Cambridge Tutors

894.2

246.5

Ashbourne A Level College, London

832.4

242.3

David Game

825.5

241.8

Fine Arts

800.1

231.3

Duff Miller

782.3

235.2

Brampton College

781.2

248.4

Ealing Independent

761.2

219.2

CATS College

744.2

233.1

Chelsea Independent

712.5

238.8

MPW London

711.7

224.1

Abbey College London

680.8

229.9

Collingham

642.1

228.2

DLD

640.8

223.6

Lansdowne College

616.1

218.5

Bales College

521.3

173.8

A* = 300 points, A = 270, etc
AS results are weighted 50% of A levels; eg A* = 150 points
Average points = Total points / number of exams taken
Table excludes candidates who were 19 or older at the beginning of the academic year, Sept 1 2011
Source, The Government Department for Education Performance Tables, February 2013

For the first time this year, the tables also show the number of students who gain good grades – at least two As and a B – in so-called “facilitating subjects”. These are subjects that are commonly seen as a route into leading Russell Group universities.

The measure reflects achievement in maths and further maths, English literature, physics, biology, chemistry, geography, history and modern and classical languages.

Examination results are essential in appraising the achievements of private institutions, as well as those obtaining significant improvements with disadvantaged students. A level league tables are a useful resource and they provide a significant marketing tool for all schools. There are few schools, whether comprehensive, grammar or private, that do not select students in some way or other. For private schools and grammar schools, this selection begins at entry for students aged between 11 and 13. For state schools, under-performing GCSE students will be not be allowed to take up A levels but will be offered the choice of vocational qualifications such as NVQ or BTEC. Ashbourne Independent Sixth Form College, one of the best colleges in London, offers two year A level, 18 month A level and a one-year intensive A Level course programme, providing a wide range of subject choices.

 

College
Points Per Candidate
Avg Points Per Exam
Percentage Achieving Academic A Levels

Bellerbys London

978.7

247.5

23%

Cambridge Tutors

929.3

250

26%

Ashbourne A Level College, London

824.2

239.1

21%

Ealing Independent

819.2

234.1

13%

Brampton College

816.1

251.5

29%

David Game

803.1

237.4

10%

Abbey College London

778.7

224.4

24%

Chelsea Independent

763.5

237.4

14%

MPW London

752.9

227

11%

Fine Arts

746.7

231.9

Duff Miller

746.7

231.9

14%

Collingham

683.2

220.8

4%

DLD

621

229.4

6%

Lansdowne College

596.3

214.9

3%

Cats College

542.8

222.7

Bales College

497.5

157.1

8%

A* = 300 points, A = 270, etc
AS results are weighted 50% of A levels; eg A* = 150 points
Average points = Total points / number of exams taken
Table excludes candidates who were 19 or older at the beginning of the academic year, Sept 1 2011
Source, The Government Department for Education Performance Tables, February 2013

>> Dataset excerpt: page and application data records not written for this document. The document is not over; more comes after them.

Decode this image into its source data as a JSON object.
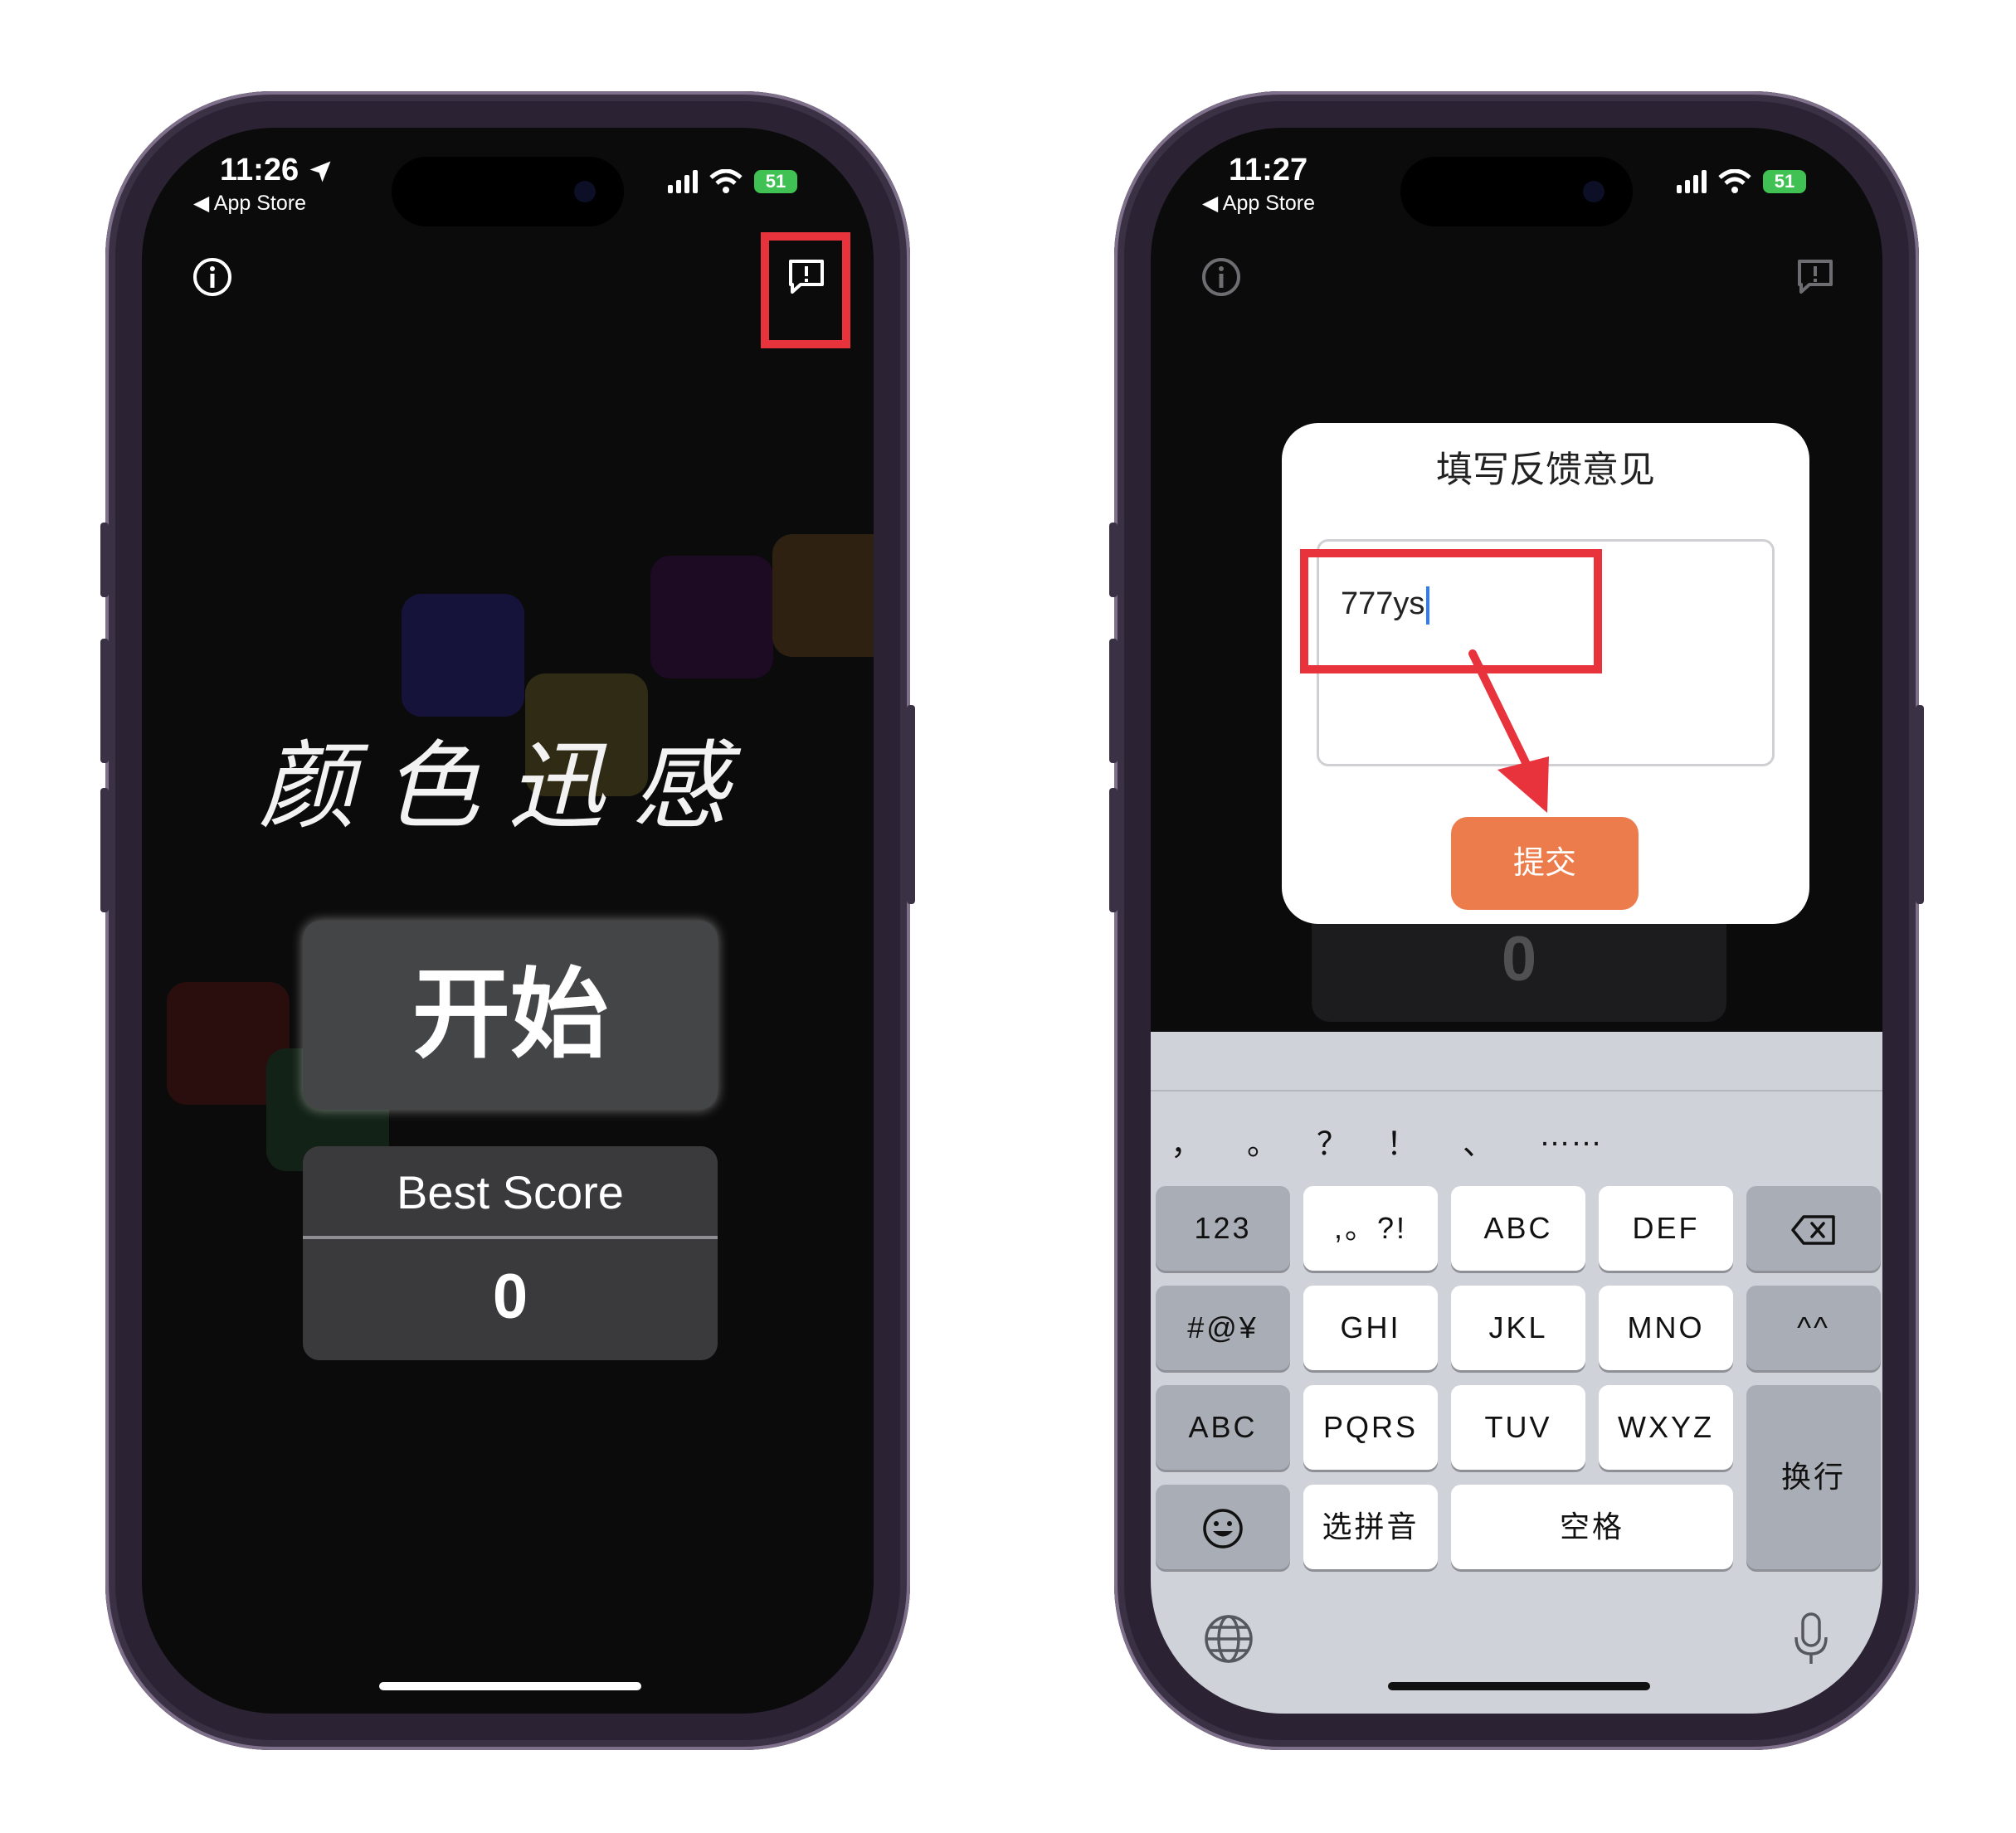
{
  "left_phone": {
    "status": {
      "time": "11:26",
      "back_label": "App Store",
      "battery": "51"
    },
    "title": "颜色迅感",
    "start_label": "开始",
    "best_score_label": "Best Score",
    "best_score_value": "0"
  },
  "right_phone": {
    "status": {
      "time": "11:27",
      "back_label": "App Store",
      "battery": "51"
    },
    "dialog": {
      "title": "填写反馈意见",
      "input_value": "777ys",
      "submit_label": "提交"
    },
    "background_score": "0",
    "keyboard": {
      "candidates": [
        "，",
        "。",
        "？",
        "！",
        "、",
        "……"
      ],
      "rows": [
        [
          "123",
          ",。?!",
          "ABC",
          "DEF"
        ],
        [
          "#@¥",
          "GHI",
          "JKL",
          "MNO",
          "^^"
        ],
        [
          "ABC",
          "PQRS",
          "TUV",
          "WXYZ"
        ],
        [
          "选拼音",
          "空格"
        ]
      ],
      "return_label": "换行"
    }
  },
  "colors": {
    "highlight": "#e8333c",
    "submit": "#ec7c4b",
    "battery": "#3fc153"
  }
}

For the first time this year, the tables also show the number of students who gain good grades – at least two As and a B – in so-called “facilitating subjects”. These are subjects that are commonly seen as a route into leading Russell Group universities.

The measure reflects achievement in maths and further maths, English literature, physics, biology, chemistry, geography, history and modern and classical languages.

Examination results are essential in appraising the achievements of private institutions, as well as those obtaining significant improvements with disadvantaged students. A level league tables are a useful resource and they provide a significant marketing tool for all schools. There are few schools, whether comprehensive, grammar or private, that do not select students in some way or other. For private schools and grammar schools, this selection begins at entry for students aged between 11 and 13. For state schools, under-performing GCSE students will be not be allowed to take up A levels but will be offered the choice of vocational qualifications such as NVQ or BTEC. Ashbourne Independent Sixth Form College, one of the best colleges in London, offers two year A level, 18 month A level and a one-year intensive A Level course programme, providing a wide range of subject choices.